the 5" x 7" glass dry plate negative credited to Eward
Rogers and used to make the photograph above. The
negative is from the Oakland Tribune collection, which
is now part of the Oakland Museum historic
collection. The text (below) on the envelope
containing the glass negative, suggests this photograph
was taken in 1911, as Burckhalter was put in charge of
Chabot Observatory in 1886, the text indicating that he
had been director of the observatory for 25 years.
Envelope reads, "Professor Charles Burckhalter (sic) at work on the telescope of the Chabot observatory, of which he has been in charge of the last twenty-five years, and which may be moved to avoid the strong lights of the city streets." Photo of the Professor looking into a large telescope (only part of shown). He is standing with one foot up resting on something on the floor.
|Charles Burckhalter (Chabot Observatory Director), John Brashear (optician), and Ambrose Swasey (Warner & Swasey) at the front steps of Chabot Observatory, Lafayette Square - likely discussing the construction of the 20" telescope for the yet to be built Leona Heights (Mountain Blvd.) Chabot Observatory. Date uncertain - very possibly 5 January 1889 as it is on record that Brashear visited Chabot on that date. Photo courtesy Ben Burress, Chabot Observatory archive.|
|This view from the corner of Jefferson
Street (left) and 11th street shows that the building
also had a basement, the door leading down can be seen below the window at right.
|Further expansion of Chabot
Observatory in 1900
|In 1900 the Grove Street end of the
building was rebuilt and extended to include a large
dome for the transit telescope was removed, the roof slit now cutting diagonally across the main building roof.
|The building front to rear, from
Jefferson Street to Grove Street, ran roughly northwest.
The equipment of the Observatory is as follows:
An 8 inch equatorial telescope, with micrometer and spectroscope, by Alvan Clark & Sons. The chronograph and the 4 1/8-inch transit [telescope] were made by Fauth & Co., Washington. The mean-time clock, also made by Fauth & Co., has a gravity escapement, with 60-pound pendulum, and break-circuit arrangement. The siderial clock was made by E. Howard & Co. The sidereal break-circuit chronometer was made by the Messrs. Negus of New York.
Correct time is furnished to the city twice daily, the mean-time clock automatically breaking an electrical circuit by which the bells in all the engine houses and the City Hall bell are rung every day at precisely 12 o'clock noon (3 strokes) and 9 P.M. (9 strokes), Pacific Standard time; the first stroke indicating 12 noon and 9 P.M.
Excerpt from "THE CHABOT OBSERVATORY", Burckhalter, ASP Journal, 1894
|Charles Burckhalter's Private
Observatory on Chester Street, Oakland
|This is an amazing(!!)
photo of Charles Burckhalter's private observatory at
his residence at 962 Chester Street, Oakland. The
telescope is a 10 1/2 inch aperture Newtonian on a

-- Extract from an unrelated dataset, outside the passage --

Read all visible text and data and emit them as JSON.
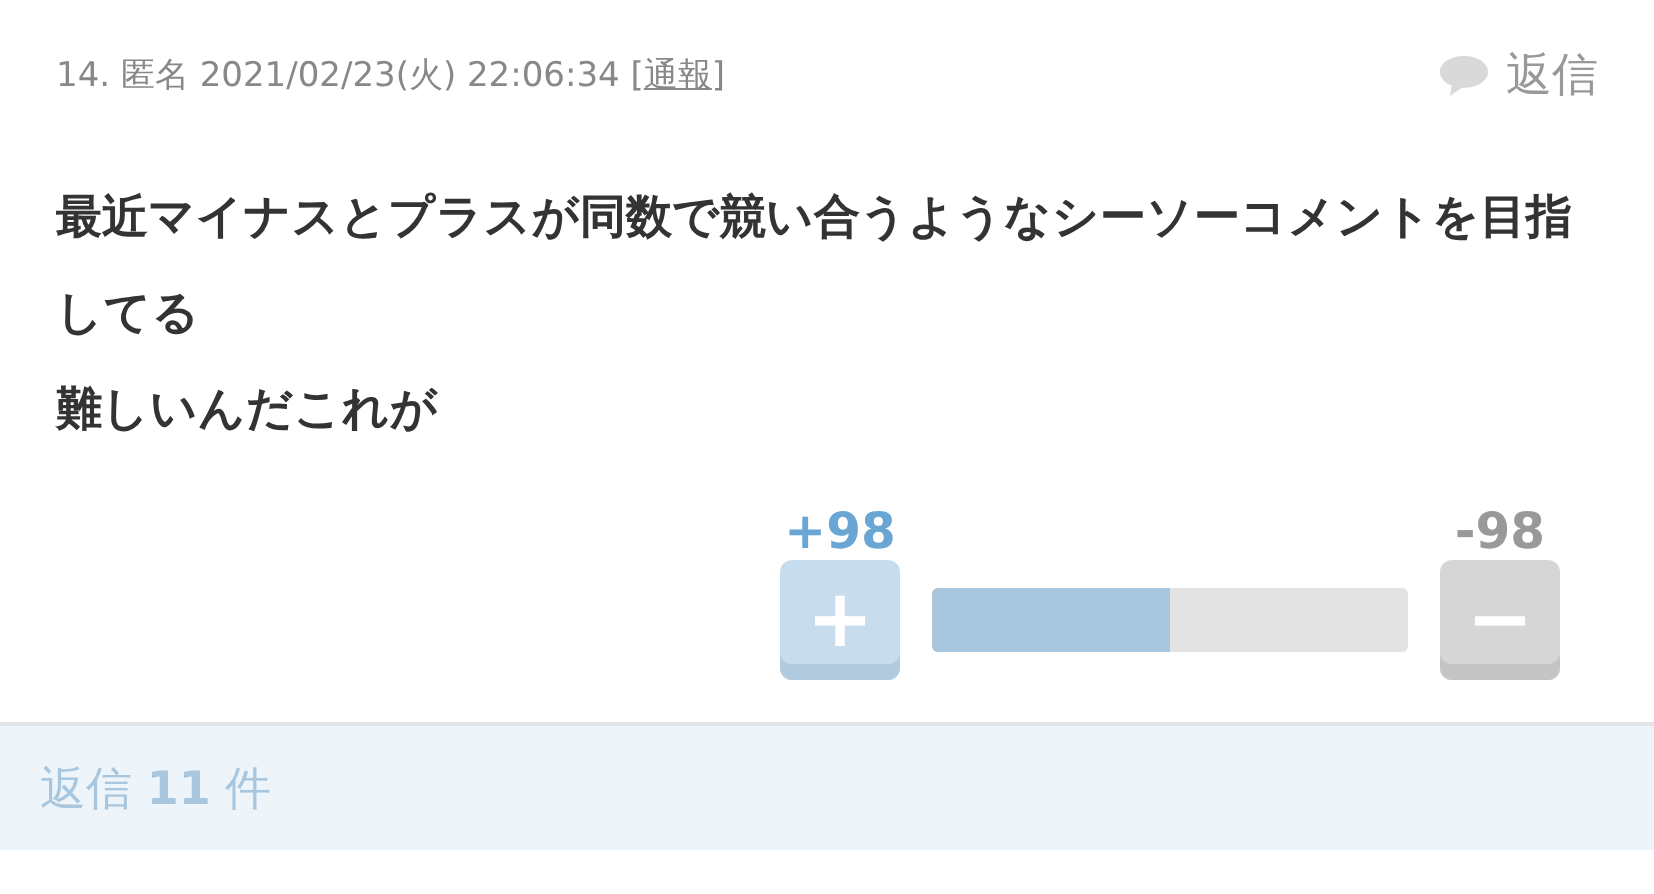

massive German equatorial mount, the entire instrument
built by John Brashear and Company. A splendid
case of serendipity; Burkckhalter took delivery of his
instrument on the same day that the 8 inch Alvan Clark

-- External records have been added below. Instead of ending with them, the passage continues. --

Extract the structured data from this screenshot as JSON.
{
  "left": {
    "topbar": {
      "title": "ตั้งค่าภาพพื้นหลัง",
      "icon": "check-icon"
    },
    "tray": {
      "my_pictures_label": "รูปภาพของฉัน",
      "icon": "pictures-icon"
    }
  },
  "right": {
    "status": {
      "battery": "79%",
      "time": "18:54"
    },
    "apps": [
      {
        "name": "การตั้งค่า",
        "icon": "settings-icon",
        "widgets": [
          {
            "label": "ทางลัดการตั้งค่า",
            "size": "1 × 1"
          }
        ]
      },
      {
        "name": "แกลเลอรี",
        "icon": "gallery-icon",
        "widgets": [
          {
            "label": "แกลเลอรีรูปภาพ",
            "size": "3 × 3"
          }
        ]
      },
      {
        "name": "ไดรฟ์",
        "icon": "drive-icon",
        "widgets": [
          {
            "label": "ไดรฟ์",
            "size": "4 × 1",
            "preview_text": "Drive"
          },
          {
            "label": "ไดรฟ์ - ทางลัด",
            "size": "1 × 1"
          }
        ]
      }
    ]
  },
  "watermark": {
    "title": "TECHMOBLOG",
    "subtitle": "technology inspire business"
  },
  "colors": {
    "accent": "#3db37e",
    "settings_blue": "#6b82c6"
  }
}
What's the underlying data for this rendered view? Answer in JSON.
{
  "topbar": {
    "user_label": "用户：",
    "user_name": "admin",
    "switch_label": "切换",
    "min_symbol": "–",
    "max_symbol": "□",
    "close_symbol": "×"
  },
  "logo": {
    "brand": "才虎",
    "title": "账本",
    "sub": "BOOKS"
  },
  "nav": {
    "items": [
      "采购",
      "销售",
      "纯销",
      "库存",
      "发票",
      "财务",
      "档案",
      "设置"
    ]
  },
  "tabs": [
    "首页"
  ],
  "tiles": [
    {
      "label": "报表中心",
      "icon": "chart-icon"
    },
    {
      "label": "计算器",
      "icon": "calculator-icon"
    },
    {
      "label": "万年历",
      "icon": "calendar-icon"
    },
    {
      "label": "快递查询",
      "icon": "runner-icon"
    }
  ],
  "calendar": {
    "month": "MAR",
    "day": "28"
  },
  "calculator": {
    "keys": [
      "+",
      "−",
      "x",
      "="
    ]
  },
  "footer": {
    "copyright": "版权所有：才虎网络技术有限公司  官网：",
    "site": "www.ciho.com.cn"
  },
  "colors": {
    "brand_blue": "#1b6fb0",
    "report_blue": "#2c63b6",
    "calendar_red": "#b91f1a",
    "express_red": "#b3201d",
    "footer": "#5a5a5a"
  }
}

and Sons refractor 'Leah' was delivered to Chabot
Observatory. Note the dress jacket covering the
window or vent immediately behind the telescope. A
most luxurious amateur observatory. Photo courtesy
Ben Burress, Chabot Observatory archive.
The New Telescope for the Chabot Observatory. – The new telescope of 20-inch aperture for the Chabot Observatory is now in actual progress of building.
The disks for the objective have already been ordered and the Warner & Swasey Company are at work on the mounting, which the Company will exhibit at the Panama Pacific Exposition. It is expected that the objective will be furnished before the exposition closes, when the telescope will be taken to Oakland and installed in the new Observatory, which will be built the coming autumn, on a site several miles from the business part of the city, where the present observatory is located.
Published by Goodsell